Employers put a lot of stock in education, and that’s truer now than it ever was in the past. And for you, an academic credential means much more than just snagging a position you’re interested in. It also means more rewarding career paths, better benefits, chances to move to the very top echelons of any company you work for, and the personal satisfaction of having accomplished something that takes hard work and dedication. What jobs require college degrees? Below is a short list of the most lucrative fields and niches of the working world that view diplomas as admission tickets. But first, learn how to save on monthly expenses so you’ll be in a better position to pay for schooling or to cover the costs associated with returning to school in mid-career for an advanced degree.
Refinance Existing Loans Before Heading Back to School
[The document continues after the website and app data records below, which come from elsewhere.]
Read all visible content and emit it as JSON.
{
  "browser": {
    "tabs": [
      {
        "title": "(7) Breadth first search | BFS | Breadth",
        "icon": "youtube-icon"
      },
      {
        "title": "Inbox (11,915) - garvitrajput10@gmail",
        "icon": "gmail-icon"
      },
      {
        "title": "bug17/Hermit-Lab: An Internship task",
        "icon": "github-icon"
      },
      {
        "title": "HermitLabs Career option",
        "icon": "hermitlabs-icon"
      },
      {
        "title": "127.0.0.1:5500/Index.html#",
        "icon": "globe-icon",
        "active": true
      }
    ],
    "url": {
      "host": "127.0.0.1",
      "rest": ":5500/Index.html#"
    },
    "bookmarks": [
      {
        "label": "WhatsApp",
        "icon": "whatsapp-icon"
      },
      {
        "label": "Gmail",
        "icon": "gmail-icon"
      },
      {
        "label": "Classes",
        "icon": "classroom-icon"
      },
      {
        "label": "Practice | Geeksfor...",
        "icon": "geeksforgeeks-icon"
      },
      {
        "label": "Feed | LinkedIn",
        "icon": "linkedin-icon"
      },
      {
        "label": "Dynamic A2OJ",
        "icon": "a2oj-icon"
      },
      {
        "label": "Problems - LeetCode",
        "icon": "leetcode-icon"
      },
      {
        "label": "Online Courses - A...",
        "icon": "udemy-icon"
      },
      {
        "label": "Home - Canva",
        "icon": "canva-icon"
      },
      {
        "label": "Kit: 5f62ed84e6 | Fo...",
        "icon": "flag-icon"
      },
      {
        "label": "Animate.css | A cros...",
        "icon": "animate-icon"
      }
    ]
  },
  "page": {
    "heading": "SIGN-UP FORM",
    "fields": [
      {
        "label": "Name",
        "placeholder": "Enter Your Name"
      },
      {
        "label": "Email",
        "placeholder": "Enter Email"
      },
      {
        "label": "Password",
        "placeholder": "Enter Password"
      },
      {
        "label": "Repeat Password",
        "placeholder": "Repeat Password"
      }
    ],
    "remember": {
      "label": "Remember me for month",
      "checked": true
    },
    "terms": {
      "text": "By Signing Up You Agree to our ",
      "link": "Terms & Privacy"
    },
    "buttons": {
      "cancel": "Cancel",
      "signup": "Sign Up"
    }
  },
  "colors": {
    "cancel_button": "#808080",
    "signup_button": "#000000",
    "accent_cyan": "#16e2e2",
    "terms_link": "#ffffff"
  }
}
Many working adults decide to take a year or so off and earn a master’s degree. If that’s your plan, consider getting your personal budget in shape before enrolling. One of the fastest ways to chop a significant chunk off your monthly bills is to refinance a student loan you’re currently paying on. After filling out a short application and getting approved, your new agreement could go into effect very quickly, which means you don’t have to wait long to see the improvement in your monthly budget. Whenever people refinance student loans through a private lender, they have access to more convenient terms and lower payments, and if their credit has improved since they took out the original loan, it’s possible to get a more favorable interest rate as well.
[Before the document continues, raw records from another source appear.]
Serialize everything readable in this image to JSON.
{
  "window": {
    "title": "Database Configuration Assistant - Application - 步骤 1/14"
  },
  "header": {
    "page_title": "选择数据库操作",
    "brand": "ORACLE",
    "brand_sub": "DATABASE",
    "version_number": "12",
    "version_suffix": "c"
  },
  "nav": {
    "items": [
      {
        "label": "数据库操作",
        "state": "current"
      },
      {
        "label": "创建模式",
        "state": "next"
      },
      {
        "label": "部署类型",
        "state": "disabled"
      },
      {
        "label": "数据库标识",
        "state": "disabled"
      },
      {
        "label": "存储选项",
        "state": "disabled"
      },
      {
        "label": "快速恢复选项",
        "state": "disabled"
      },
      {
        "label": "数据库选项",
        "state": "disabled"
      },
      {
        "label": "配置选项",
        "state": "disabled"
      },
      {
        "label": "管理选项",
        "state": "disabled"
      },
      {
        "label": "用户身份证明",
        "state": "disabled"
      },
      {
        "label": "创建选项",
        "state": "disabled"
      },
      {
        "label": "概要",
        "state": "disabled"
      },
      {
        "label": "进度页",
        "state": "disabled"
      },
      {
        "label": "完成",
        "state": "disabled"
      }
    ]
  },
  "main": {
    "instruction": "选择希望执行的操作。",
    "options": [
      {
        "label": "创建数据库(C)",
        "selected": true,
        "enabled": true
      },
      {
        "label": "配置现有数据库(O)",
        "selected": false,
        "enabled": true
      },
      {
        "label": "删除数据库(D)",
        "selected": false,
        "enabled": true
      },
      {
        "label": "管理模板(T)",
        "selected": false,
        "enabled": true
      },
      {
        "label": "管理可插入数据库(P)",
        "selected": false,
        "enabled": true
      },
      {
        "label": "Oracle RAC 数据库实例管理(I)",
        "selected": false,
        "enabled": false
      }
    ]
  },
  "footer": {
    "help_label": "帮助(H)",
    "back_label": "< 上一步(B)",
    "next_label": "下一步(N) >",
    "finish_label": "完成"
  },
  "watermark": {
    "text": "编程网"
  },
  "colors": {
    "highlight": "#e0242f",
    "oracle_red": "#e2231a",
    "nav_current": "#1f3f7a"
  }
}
For Grads Only
You’ll be surprise how often you keep bumping into the degree required notation on job postings, no matter which online employment sites you browse. One of the things that can be especially frustrating is to discover the requirement attached to a career field that was formerly open to high-school educated folks. The banking field is notorious for this new wrinkle.
What were called tellers a couple decades ago are now labeled personal bankers, and many major financial institutions don’t even interview you unless you have a four-year credential. When you delve into online listings, most of the big websites ask for a few pieces of general information up front. In addition to name, age, and career field you’re interested in, you’ll routinely be asked to check a box to indicate your highest level of educational achievement. Check the high-school box, and the number of listings you see will be about one-tenth the number for a university grad.
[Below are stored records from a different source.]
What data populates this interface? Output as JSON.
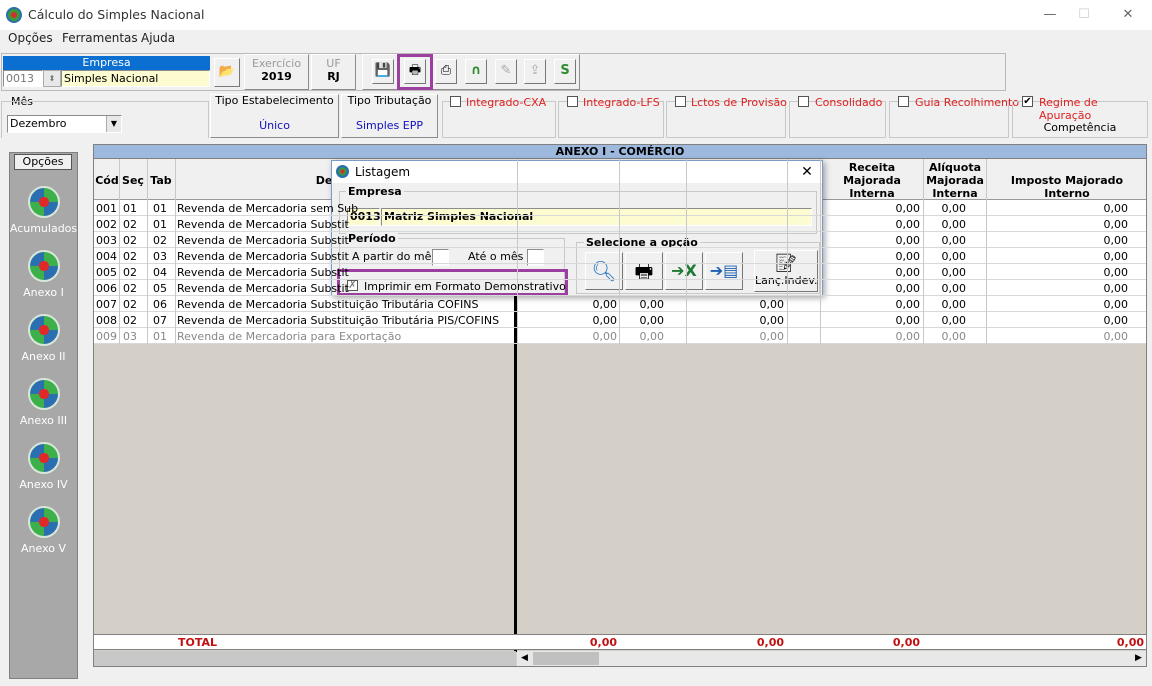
{
  "window": {
    "title": "Cálculo do Simples Nacional",
    "minimize": "—",
    "maximize": "☐",
    "close": "✕"
  },
  "menu": [
    "Opções",
    "Ferramentas",
    "Ajuda"
  ],
  "empresa": {
    "label": "Empresa",
    "code": "0013",
    "name": "Simples Nacional"
  },
  "exercicio": {
    "label": "Exercício",
    "value": "2019"
  },
  "uf": {
    "label": "UF",
    "value": "RJ"
  },
  "mes": {
    "label": "Mês",
    "value": "Dezembro"
  },
  "tipo_estab": {
    "label": "Tipo Estabelecimento",
    "value": "Único"
  },
  "tipo_trib": {
    "label": "Tipo Tributação",
    "value": "Simples EPP"
  },
  "checks": [
    {
      "label": "Integrado-CXA",
      "checked": false
    },
    {
      "label": "Integrado-LFS",
      "checked": false
    },
    {
      "label": "Lctos de Provisão",
      "checked": false
    },
    {
      "label": "Consolidado",
      "checked": false
    },
    {
      "label": "Guia Recolhimento",
      "checked": false
    }
  ],
  "regime": {
    "label": "Regime de Apuração",
    "value": "Competência",
    "checked": true
  },
  "sidebar": {
    "header": "Opções",
    "items": [
      "Acumulados",
      "Anexo I",
      "Anexo II",
      "Anexo III",
      "Anexo IV",
      "Anexo V"
    ]
  },
  "grid": {
    "banner": "ANEXO I - COMÉRCIO",
    "headers": {
      "cod": "Cód",
      "sec": "Seç",
      "tab": "Tab",
      "desc": "De",
      "receita": "Receita Majorada Interna",
      "aliquota": "Alíquota Majorada Interna",
      "imposto": "Imposto Majorado Interno"
    },
    "rows": [
      {
        "cod": "001",
        "sec": "01",
        "tab": "01",
        "desc": "Revenda de Mercadoria sem Sub",
        "c1": "",
        "c2": "",
        "c3": "",
        "rec": "0,00",
        "ali": "0,00",
        "imp": "0,00",
        "dim": false
      },
      {
        "cod": "002",
        "sec": "02",
        "tab": "01",
        "desc": "Revenda de Mercadoria  Substit",
        "c1": "",
        "c2": "",
        "c3": "",
        "rec": "0,00",
        "ali": "0,00",
        "imp": "0,00",
        "dim": false
      },
      {
        "cod": "003",
        "sec": "02",
        "tab": "02",
        "desc": "Revenda de Mercadoria  Substit",
        "c1": "",
        "c2": "",
        "c3": "",
        "rec": "0,00",
        "ali": "0,00",
        "imp": "0,00",
        "dim": false
      },
      {
        "cod": "004",
        "sec": "02",
        "tab": "03",
        "desc": "Revenda de Mercadoria  Substit",
        "c1": "",
        "c2": "",
        "c3": "",
        "rec": "0,00",
        "ali": "0,00",
        "imp": "0,00",
        "dim": false
      },
      {
        "cod": "005",
        "sec": "02",
        "tab": "04",
        "desc": "Revenda de Mercadoria  Substit",
        "c1": "",
        "c2": "",
        "c3": "",
        "rec": "0,00",
        "ali": "0,00",
        "imp": "0,00",
        "dim": false
      },
      {
        "cod": "006",
        "sec": "02",
        "tab": "05",
        "desc": "Revenda de Mercadoria  Substit",
        "c1": "",
        "c2": "",
        "c3": "",
        "rec": "0,00",
        "ali": "0,00",
        "imp": "0,00",
        "dim": false
      },
      {
        "cod": "007",
        "sec": "02",
        "tab": "06",
        "desc": "Revenda de Mercadoria  Substituição Tributária COFINS",
        "c1": "0,00",
        "c2": "0,00",
        "c3": "0,00",
        "rec": "0,00",
        "ali": "0,00",
        "imp": "0,00",
        "dim": false
      },
      {
        "cod": "008",
        "sec": "02",
        "tab": "07",
        "desc": "Revenda de Mercadoria  Substituição Tributária PIS/COFINS",
        "c1": "0,00",
        "c2": "0,00",
        "c3": "0,00",
        "rec": "0,00",
        "ali": "0,00",
        "imp": "0,00",
        "dim": false
      },
      {
        "cod": "009",
        "sec": "03",
        "tab": "01",
        "desc": "Revenda de Mercadoria para Exportação",
        "c1": "0,00",
        "c2": "0,00",
        "c3": "0,00",
        "rec": "0,00",
        "ali": "0,00",
        "imp": "0,00",
        "dim": true
      }
    ],
    "total": {
      "label": "TOTAL",
      "t1": "0,00",
      "t2": "0,00",
      "t3": "0,00",
      "t4": "0,00"
    }
  },
  "dialog": {
    "title": "Listagem",
    "close": "✕",
    "empresa_label": "Empresa",
    "empresa_code": "0013",
    "empresa_name": "Matriz Simples Nacional",
    "periodo_label": "Período",
    "a_partir": "A partir do mês",
    "ate": "Até o mês",
    "imprimir": "Imprimir em Formato Demonstrativo",
    "selecione": "Selecione a opção",
    "lanc": "Lanç.Indev."
  },
  "colors": {
    "highlight": "#9b3fa0",
    "banner": "#9db9dd",
    "red": "#e02020",
    "blue": "#1010c0",
    "accent": "#0a6fd0"
  }
}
Want a career in finance, brokerage, banking, or accounting? You’ll gain entry with a four-year credential. For minimum-wage, entry-level positions that have virtually no upward mobility, high-school completion will suffice. The same is true for most teaching positions, even in grade-schools. The entire teaching profession is veering in the direction of standardization, so no matter what state you live in, you’ll likely face the same set of application criteria.
Perhaps you’re not the business type and intend to enter one of the helping professions. Two of the top choices in this category are social work and nursing, and both are grad-only fields. There are aide-level positions open for all others, but they don’t offer career paths and don’t pay nearly as well. Certified public accountants, physical therapists, government workers at all but entry levels, and IT fields are other major areas where you’ll need to study for four years or more after high school to gain entry. That doesn’t leave much for working adults who choose not to attend a degree-granting institution.